> [Exercise instructions]:
If a line in the records below holds the word "photo", copy it.

> [Given data]:
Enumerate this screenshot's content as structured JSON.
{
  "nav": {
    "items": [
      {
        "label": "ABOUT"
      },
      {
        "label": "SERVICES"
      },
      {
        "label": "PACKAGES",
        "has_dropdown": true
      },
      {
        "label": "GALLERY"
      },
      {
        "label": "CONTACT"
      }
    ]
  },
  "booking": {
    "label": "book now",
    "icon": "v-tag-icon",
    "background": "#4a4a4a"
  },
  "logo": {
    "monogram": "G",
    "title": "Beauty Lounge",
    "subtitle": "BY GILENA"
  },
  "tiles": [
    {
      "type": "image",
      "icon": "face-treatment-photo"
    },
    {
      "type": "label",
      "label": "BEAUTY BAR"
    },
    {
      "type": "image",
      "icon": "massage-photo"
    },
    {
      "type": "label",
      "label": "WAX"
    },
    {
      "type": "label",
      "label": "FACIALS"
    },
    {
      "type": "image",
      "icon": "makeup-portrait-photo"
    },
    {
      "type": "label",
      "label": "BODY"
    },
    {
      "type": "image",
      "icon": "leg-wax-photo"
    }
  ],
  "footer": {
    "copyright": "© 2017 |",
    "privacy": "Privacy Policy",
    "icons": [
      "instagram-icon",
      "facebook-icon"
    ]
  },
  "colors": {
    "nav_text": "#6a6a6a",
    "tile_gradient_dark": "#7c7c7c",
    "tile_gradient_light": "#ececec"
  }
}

> [Written answer]:
      "icon": "face-treatment-photo"
      "icon": "massage-photo"
      "icon": "makeup-portrait-photo"
      "icon": "leg-wax-photo"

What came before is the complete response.